QUEZON City, Philippines (January 19) – The proposed vanity tax made a huge splash after news organizations reported it. The proposed measure aims to levy an excise tax on all the beauty products and beauty services in our country. And once its existence was revealed, criticisms and objections from various women’s groups and organizations greeted the proposed vanity tax. And they make one compelling argument – it is unfair to women.
Here’s a little backgrounder on how the proposed vanity tax came to be.
The Department of Finance submitted their proposed tax reforms to the Congress. Those tax reforms are intended to help fund the future plans of the government under President Rodrigo Duterte. One of the major points in the proposed tax reform is to increase the value added tax on the fuel products like gasoline, since we only have 9 percent tax on the oil products compared to the other countries where VAT on the same products reached 20 percent.
But then, Ako Bicol Partylist Representative Rodel Batocabe came up with the idea of taxing beauty products and services in lieu of the increased VAT on petroleum products. Batocabe said that the vanity tax will be more than sufficient to raise revenues for the government so that there will no longer be a need to increase the VAT on petroleum products.
Batocabe stated in his bill that “[A]ny increase of price for beauty and cosmetic products and services shall only be shouldered by those who choose to and can afford it,” and “[R]aising the 20-percent excise tax on perfume and toilet waters to 30 percent would be preferable than any rise on our fuel prices.”
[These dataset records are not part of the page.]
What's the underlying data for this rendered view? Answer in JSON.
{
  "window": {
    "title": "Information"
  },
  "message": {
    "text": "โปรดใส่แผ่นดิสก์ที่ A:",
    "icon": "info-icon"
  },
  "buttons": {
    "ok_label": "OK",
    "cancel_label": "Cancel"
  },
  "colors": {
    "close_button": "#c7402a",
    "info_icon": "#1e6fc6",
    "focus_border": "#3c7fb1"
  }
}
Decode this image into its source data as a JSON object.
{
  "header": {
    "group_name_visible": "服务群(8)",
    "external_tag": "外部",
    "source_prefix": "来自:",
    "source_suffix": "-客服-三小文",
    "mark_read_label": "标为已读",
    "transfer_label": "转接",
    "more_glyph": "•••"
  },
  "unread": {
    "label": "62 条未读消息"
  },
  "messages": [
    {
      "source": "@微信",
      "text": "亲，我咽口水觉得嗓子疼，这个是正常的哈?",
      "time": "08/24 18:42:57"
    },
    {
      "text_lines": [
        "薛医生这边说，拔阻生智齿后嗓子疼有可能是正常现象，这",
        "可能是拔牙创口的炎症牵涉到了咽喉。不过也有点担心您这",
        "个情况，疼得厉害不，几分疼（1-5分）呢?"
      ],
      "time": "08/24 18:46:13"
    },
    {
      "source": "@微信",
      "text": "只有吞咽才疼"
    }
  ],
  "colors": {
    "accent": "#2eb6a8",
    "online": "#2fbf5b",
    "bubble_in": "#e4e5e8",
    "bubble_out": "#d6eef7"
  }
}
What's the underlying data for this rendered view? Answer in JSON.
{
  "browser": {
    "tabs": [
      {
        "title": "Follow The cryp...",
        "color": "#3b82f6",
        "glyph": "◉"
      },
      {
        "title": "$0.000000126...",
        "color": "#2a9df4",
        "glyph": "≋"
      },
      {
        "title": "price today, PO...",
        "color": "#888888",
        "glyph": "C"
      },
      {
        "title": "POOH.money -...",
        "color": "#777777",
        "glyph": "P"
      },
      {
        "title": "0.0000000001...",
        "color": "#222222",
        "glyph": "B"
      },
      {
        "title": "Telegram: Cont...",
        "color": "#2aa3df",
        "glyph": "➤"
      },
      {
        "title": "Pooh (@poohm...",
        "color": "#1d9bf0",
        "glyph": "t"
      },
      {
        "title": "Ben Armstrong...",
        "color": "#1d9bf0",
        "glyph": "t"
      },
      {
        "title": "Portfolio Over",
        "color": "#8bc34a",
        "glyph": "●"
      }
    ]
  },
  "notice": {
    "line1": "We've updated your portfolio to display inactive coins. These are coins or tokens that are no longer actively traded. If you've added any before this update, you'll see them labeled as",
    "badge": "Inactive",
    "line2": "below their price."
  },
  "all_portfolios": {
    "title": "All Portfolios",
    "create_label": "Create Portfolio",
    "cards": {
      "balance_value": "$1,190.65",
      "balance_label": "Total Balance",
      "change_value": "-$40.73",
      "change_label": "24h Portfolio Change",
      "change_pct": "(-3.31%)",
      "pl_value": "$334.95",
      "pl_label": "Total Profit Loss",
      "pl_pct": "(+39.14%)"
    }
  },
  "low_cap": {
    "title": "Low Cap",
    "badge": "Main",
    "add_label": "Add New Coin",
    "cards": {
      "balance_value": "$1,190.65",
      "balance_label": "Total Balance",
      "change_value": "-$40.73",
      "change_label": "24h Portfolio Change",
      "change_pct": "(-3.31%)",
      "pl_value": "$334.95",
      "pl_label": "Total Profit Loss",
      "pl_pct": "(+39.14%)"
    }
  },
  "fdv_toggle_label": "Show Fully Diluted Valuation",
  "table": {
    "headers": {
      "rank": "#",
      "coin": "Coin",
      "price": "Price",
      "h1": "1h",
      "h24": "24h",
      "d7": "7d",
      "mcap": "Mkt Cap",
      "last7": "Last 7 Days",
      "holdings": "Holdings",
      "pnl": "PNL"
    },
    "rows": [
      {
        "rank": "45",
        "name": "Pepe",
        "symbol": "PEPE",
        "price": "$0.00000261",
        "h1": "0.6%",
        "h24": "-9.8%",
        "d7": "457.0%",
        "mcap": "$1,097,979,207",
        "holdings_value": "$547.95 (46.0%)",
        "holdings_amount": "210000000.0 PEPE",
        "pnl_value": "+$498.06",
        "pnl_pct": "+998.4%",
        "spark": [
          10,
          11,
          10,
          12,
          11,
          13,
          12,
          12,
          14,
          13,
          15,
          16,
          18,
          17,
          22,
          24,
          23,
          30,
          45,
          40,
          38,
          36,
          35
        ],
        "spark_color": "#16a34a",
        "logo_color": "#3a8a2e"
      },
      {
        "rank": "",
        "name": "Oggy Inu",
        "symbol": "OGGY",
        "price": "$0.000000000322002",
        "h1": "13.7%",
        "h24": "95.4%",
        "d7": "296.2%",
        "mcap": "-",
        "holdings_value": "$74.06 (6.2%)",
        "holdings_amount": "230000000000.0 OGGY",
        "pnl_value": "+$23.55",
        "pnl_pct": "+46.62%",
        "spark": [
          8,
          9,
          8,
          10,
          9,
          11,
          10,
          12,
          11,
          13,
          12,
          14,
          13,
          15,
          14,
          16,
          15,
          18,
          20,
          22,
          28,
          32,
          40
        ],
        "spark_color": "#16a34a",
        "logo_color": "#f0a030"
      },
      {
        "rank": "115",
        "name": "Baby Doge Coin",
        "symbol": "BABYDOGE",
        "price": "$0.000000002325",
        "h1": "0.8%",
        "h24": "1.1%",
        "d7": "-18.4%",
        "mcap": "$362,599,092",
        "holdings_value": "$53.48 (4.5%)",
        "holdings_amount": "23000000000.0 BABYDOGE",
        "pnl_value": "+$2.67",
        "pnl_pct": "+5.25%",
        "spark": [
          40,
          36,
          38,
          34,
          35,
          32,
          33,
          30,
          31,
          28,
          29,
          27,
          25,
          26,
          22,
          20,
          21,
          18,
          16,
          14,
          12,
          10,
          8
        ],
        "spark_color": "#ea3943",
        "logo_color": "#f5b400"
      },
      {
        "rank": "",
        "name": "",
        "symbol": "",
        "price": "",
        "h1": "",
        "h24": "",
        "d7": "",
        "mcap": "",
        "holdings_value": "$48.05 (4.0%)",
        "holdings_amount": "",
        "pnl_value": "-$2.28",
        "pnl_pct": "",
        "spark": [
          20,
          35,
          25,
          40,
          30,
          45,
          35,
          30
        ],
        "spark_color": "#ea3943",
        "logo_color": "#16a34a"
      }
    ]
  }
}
The major objection to the vanity tax is that it is biased against woman.
Since women are the most common users and consumers of beauty products and services, it was feared that a vanity tax will cause gender inequality as it will force women to pay an excise tax every time they purchase cosmetics and the like while men are not subjected to the same.
Also, it will be – pardon the term – unfair for those people who are practically required to use cosmetics in their jobs like models, TV personalities, flight stewardesses and other jobs in the service industry – jobs that entail interaction with other people. To address the issue, the proposed law has a provision exempting from tax beauty products that are necessary or considered as a job requirement.
Of course, the proposed vanity tax already causes much fear and anxiety for those who are now faced with the possibility of never being able to afford their usual beauty regimen. Sure the vanity tax will raise revenue for the government but at what cause?
On the other hand, supporters of the vanity tax say that such tax measure will allow those who regularly make use of beauty products and services to re-evaluate their priorities and to spend their hard-earned income on more useful things. Also, supporters of the tax say that it will allow women to become more confident of themselves and to promote natural beauty.
Be that as it may, a tax that is imposed technically on one gender alone and leaves the other free from a similar burden is truly and unjustly discriminating.
Bowing from the intense criticism garnered by his proposal Representative Batocabe withdrew his proposed vanity tax.
(written by Francis Albuen, edited by Jay Paul Carlos, additional research by Vince Alvin Villarin)